Mugen Takeshi survived both world wars and distinguished himself as an incredible fighter. He failed in his assassination attempt against Hideki Tojo in 1944 and surrendered himself to the Americans. In 1945, he was instrumental in the formation of the Self Defense Forces. He was immortalized in manga and anime, and his fictional characterization continues to endure.

Saishu Nobuko is more of an enigma. Saishu is simply an honorific for a temple's supreme priestess. It's certain that there is a Suijin Temple in Kochi. It was destroyed in World War II, and rebuilt. Unfortunately, its paper records were lost at that time. However, scribes in other towns and cities do refer to a Nobuko who was a significant Shinto priestess active in the Kochi region. Other details are hazy. If this document is a true account, then Ms. Bly's writings are the best history we have of this woman.

Certainly, some kind of cover-up must have occurred to prevent the truth of the Kochi Tsunami from ever being revealed. Graham Hancock believes that the existence of kaiju is accepted but not acknowledged by most world governments. He suspects the Japanese and American governments of the 1920s wished to sweep this incident under the rug in hopes of preserving the fragile peace formed by the Treaty of Versailles. Hancock also suspects the existence of kaiju may have led to their development as super-weapons, a strategy he believes could have led to Earth's destruction, even the galaxy's. There is evidence that in the 1970s, the Soviets and Americans collaborated in awakening an even more powerful kaiju than Suijin, one known as Gojira, to repel an extra-terrestrial invasion. That idea steps so far out into the fringe that even I hesitate to entertain its plausibility.

I will not weigh in on these heady, metaphysical topics. I will merely acknowledge that some truths about the Kochi Tsunami, if such a tsunami did occur, have been hidden. I am unable to pass judgment on the validity of these writings until a proper chemical analysis can be conducted on its paper and ink. Until then, these documents have been scanned and digitized. The physical documents have been preserved indefinitely.

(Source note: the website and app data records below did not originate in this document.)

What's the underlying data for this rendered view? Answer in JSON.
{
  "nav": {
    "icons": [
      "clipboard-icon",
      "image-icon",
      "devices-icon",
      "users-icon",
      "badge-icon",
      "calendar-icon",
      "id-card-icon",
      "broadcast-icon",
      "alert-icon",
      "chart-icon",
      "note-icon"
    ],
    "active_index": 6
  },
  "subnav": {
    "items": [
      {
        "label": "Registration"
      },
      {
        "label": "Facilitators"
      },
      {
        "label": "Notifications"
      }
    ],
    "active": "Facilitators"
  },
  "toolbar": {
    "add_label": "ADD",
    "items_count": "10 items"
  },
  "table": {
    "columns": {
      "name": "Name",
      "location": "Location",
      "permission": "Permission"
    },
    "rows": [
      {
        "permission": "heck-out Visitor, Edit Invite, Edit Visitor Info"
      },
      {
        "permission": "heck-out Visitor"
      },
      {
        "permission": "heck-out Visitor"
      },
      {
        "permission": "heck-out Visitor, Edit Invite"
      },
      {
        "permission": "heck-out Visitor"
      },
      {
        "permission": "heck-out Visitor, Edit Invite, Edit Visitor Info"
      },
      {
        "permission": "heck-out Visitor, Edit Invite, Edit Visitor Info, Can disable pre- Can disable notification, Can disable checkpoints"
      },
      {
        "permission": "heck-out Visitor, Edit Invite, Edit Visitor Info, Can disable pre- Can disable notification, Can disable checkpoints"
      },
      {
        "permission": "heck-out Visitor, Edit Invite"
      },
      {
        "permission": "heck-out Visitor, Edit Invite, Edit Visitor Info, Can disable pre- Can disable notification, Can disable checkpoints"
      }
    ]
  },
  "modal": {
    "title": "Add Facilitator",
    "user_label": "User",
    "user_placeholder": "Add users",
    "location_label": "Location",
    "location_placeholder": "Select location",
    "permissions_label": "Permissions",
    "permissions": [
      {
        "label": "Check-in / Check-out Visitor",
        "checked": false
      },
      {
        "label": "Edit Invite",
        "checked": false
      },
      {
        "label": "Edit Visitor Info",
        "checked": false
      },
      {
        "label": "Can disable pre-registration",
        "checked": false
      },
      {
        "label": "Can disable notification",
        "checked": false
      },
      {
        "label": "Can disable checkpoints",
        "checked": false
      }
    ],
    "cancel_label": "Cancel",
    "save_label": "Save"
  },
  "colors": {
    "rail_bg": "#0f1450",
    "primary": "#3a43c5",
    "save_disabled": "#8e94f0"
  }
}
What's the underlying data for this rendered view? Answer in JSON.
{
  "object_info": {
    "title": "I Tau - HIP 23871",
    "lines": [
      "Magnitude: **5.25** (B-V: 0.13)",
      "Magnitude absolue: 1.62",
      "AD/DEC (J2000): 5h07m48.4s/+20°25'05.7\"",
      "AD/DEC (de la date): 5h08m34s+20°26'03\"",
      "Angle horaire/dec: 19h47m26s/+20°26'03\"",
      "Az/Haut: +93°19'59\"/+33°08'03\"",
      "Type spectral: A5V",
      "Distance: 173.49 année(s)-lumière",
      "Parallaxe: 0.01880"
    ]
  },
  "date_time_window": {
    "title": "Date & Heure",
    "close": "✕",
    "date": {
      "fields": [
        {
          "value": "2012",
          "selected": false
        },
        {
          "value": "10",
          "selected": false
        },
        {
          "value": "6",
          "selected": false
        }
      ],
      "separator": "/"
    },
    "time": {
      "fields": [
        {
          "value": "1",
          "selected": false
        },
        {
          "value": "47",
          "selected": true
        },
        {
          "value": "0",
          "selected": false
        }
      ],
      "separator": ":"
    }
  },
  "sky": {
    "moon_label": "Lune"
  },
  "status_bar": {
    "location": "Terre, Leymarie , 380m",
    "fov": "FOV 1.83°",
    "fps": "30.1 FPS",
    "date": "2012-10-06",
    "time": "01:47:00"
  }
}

Going forward, the subject of my doctoral thesis will focus on Ms. Nelly Bly's 1921 travels to Tokyo and Kochi, Japan. I am reluctant to speculate on the nature of her death in 1922, but at only 57 years of age, contributing factors may have been her experiences during the Great War and her witness of Kochi's destruction. She and Lovecraft remained friends, and he even attended her funeral.

I have made digital and physical copies of these notes and documents in case of any academic or government interference. In case of my untimely death, copies of these documents will be sent to all paranormal and mainstream media outlets.

As my last word, I will follow the advice of Ms. Nelly Bly and pray for the continued sleep of the Old Ones.